Prompt
Repeat each line of the records below exactly.

Supplied entries
____

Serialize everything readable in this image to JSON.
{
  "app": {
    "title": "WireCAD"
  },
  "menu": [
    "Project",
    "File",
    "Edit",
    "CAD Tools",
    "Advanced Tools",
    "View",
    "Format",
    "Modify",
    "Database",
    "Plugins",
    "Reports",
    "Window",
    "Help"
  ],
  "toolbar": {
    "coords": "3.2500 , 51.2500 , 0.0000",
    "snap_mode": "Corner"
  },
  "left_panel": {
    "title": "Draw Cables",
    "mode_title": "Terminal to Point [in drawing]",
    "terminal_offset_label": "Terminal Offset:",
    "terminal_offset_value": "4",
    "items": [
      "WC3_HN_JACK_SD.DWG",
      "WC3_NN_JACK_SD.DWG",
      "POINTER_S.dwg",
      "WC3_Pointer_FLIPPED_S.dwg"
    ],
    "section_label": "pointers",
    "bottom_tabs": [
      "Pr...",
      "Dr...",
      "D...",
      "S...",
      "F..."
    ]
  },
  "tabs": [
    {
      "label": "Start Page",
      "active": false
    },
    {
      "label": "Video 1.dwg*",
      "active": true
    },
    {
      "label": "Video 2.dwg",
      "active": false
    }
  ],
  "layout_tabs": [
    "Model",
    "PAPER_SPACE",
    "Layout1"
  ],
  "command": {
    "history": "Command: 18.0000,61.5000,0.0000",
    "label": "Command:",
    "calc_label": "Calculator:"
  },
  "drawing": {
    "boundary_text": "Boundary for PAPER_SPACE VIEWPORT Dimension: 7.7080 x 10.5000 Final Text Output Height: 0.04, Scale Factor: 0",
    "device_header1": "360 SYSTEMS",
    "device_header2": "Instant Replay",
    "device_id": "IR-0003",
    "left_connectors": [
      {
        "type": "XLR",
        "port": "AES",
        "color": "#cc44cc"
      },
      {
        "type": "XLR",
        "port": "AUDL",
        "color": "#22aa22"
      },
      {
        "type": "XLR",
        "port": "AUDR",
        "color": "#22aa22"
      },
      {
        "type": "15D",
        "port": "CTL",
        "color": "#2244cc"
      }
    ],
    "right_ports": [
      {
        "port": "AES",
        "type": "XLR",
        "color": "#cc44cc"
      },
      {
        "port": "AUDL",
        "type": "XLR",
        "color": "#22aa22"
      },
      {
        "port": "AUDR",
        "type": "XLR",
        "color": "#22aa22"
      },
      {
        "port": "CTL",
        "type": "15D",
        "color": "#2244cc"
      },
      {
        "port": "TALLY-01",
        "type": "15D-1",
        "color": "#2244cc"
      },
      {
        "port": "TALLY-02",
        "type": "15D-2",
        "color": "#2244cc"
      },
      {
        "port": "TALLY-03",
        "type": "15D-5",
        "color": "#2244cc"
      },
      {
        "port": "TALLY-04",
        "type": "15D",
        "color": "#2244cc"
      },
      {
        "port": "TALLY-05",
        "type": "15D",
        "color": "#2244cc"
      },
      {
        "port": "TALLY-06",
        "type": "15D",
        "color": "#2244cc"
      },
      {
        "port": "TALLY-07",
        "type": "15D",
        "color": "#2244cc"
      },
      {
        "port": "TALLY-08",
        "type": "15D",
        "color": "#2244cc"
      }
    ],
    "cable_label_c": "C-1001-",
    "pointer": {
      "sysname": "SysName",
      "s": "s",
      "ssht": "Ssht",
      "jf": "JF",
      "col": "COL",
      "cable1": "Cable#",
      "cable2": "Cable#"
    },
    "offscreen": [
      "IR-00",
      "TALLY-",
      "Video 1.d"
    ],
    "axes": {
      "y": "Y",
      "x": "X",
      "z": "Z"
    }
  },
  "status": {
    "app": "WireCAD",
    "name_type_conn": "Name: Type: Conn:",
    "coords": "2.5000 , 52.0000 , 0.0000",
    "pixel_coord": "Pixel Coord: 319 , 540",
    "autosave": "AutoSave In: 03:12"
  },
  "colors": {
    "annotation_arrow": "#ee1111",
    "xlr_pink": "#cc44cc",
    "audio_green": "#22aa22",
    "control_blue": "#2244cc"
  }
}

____

Response
Serialize everything readable in this image to JSON.
{
  "app": {
    "title": "WireCAD"
  },
  "menu": [
    "Project",
    "File",
    "Edit",
    "CAD Tools",
    "Advanced Tools",
    "View",
    "Format",
    "Modify",
    "Database",
    "Plugins",
    "Reports",
    "Window",
    "Help"
  ],
  "toolbar": {
    "coords": "3.2500 , 51.2500 , 0.0000",
    "snap_mode": "Corner"
  },
  "left_panel": {
    "title": "Draw Cables",
    "mode_title": "Terminal to Point [in drawing]",
    "terminal_offset_label": "Terminal Offset:",
    "terminal_offset_value": "4",
    "items": [
      "WC3_HN_JACK_SD.DWG",
      "WC3_NN_JACK_SD.DWG",
      "POINTER_S.dwg",
      "WC3_Pointer_FLIPPED_S.dwg"
    ],
    "section_label": "pointers",
    "bottom_tabs": [
      "Pr...",
      "Dr...",
      "D...",
      "S...",
      "F..."
    ]
  },
  "tabs": [
    {
      "label": "Start Page",
      "active": false
    },
    {
      "label": "Video 1.dwg*",
      "active": true
    },
    {
      "label": "Video 2.dwg",
      "active": false
    }
  ],
  "layout_tabs": [
    "Model",
    "PAPER_SPACE",
    "Layout1"
  ],
  "command": {
    "history": "Command: 18.0000,61.5000,0.0000",
    "label": "Command:",
    "calc_label": "Calculator:"
  },
  "drawing": {
    "boundary_text": "Boundary for PAPER_SPACE VIEWPORT Dimension: 7.7080 x 10.5000 Final Text Output Height: 0.04, Scale Factor: 0",
    "device_header1": "360 SYSTEMS",
    "device_header2": "Instant Replay",
    "device_id": "IR-0003",
    "left_connectors": [
      {
        "type": "XLR",
        "port": "AES",
        "color": "#cc44cc"
      },
      {
        "type": "XLR",
        "port": "AUDL",
        "color": "#22aa22"
      },
      {
        "type": "XLR",
        "port": "AUDR",
        "color": "#22aa22"
      },
      {
        "type": "15D",
        "port": "CTL",
        "color": "#2244cc"
      }
    ],
    "right_ports": [
      {
        "port": "AES",
        "type": "XLR",
        "color": "#cc44cc"
      },
      {
        "port": "AUDL",
        "type": "XLR",
        "color": "#22aa22"
      },
      {
        "port": "AUDR",
        "type": "XLR",
        "color": "#22aa22"
      },
      {
        "port": "CTL",
        "type": "15D",
        "color": "#2244cc"
      },
      {
        "port": "TALLY-01",
        "type": "15D-1",
        "color": "#2244cc"
      },
      {
        "port": "TALLY-02",
        "type": "15D-2",
        "color": "#2244cc"
      },
      {
        "port": "TALLY-03",
        "type": "15D-5",
        "color": "#2244cc"
      },
      {
        "port": "TALLY-04",
        "type": "15D",
        "color": "#2244cc"
      },
      {
        "port": "TALLY-05",
        "type": "15D",
        "color": "#2244cc"
      },
      {
        "port": "TALLY-06",
        "type": "15D",
        "color": "#2244cc"
      },
      {
        "port": "TALLY-07",
        "type": "15D",
        "color": "#2244cc"
      },
      {
        "port": "TALLY-08",
        "type": "15D",
        "color": "#2244cc"
      }
    ],
    "cable_label_c": "C-1001-",
    "pointer": {
      "sysname": "SysName",
      "s": "s",
      "ssht": "Ssht",
      "jf": "JF",
      "col": "COL",
      "cable1": "Cable#",
      "cable2": "Cable#"
    },
    "offscreen": [
      "IR-00",
      "TALLY-",
      "Video 1.d"
    ],
    "axes": {
      "y": "Y",
      "x": "X",
      "z": "Z"
    }
  },
  "status": {
    "app": "WireCAD",
    "name_type_conn": "Name: Type: Conn:",
    "coords": "2.5000 , 52.0000 , 0.0000",
    "pixel_coord": "Pixel Coord: 319 , 540",
    "autosave": "AutoSave In: 03:12"
  },
  "colors": {
    "annotation_arrow": "#ee1111",
    "xlr_pink": "#cc44cc",
    "audio_green": "#22aa22",
    "control_blue": "#2244cc"
  }
}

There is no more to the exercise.